One was Dwayne Fitzen, a motorcycle gang member and cocaine dealer convicted in Idaho and sentenced to 24 years in prison back in 1992. Last fall, the feds put Fitzen on a bus in Waseca, Minn., bound for the federal prison in Lompoc, Calif. Fitzen got on the bus on Sept. 14, but didn’t arrive as scheduled at the minimum-security Lompoc lock-up two days later. He was last seen in Las Vegas, where he withdrew $12,000 from a bank account and disappeared. A press release from the U.S. Marshals Service says the 55-year-old dealer, known as “Shadow,” is “considered armed and dangerous,” and U.S. Marshals have “made the apprehension of this fugitive a top priority.”
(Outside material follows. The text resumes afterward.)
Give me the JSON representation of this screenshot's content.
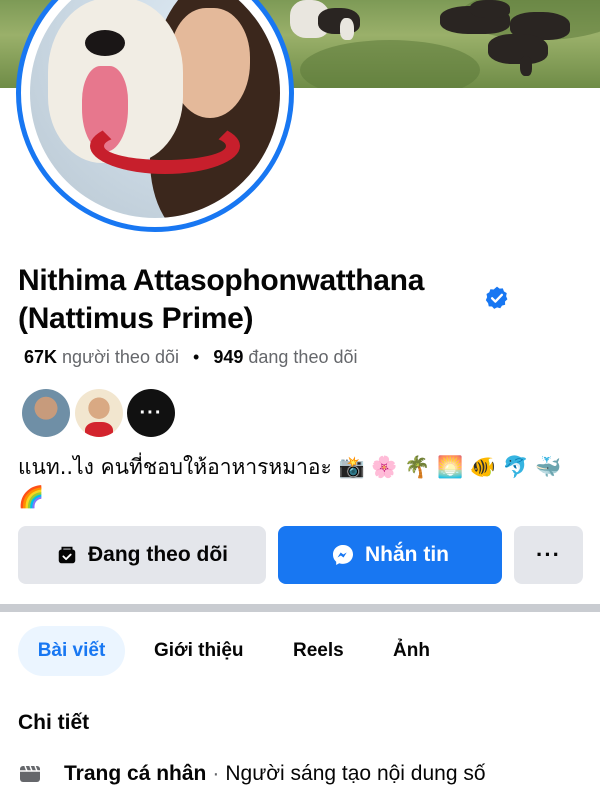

The San Diego newspaper reported that eight prisoners bound for San Diego alone have escaped during their Greyhound rides since 1996. That’s when federal prison officials started the bus-transfer program as a money-saving move. It releases prisoners who are being transferred to low-security facilities on a furlough for their bus ride, after they sign a letter promising they won’t try to escape, according to the Union-Tribune’s report. The feds call the program “voluntary surrenders.” But when the San Diego newspaper’s reporters checked with Greyhound, the bus line’s spokeswoman said Greyhound had never been told that it was carrying unescorted prisoners alongside its regular passengers. “If this is happening, we are going to ask that it stop,” spokeswoman Kim Plaskett told the newspaper.
Federal prosecutor Monte Stiles, who prosecuted Fitzen in Idaho, told the Union-Tribune, “When I first heard it, I couldn’t believe it. I thought it was a joke.”
The San Diego newspaper reported that Federal Bureau of Prisons officials wouldn’t say how many of their convicts have escaped during bus transfers, but the paper documented “dozens” who are still at large.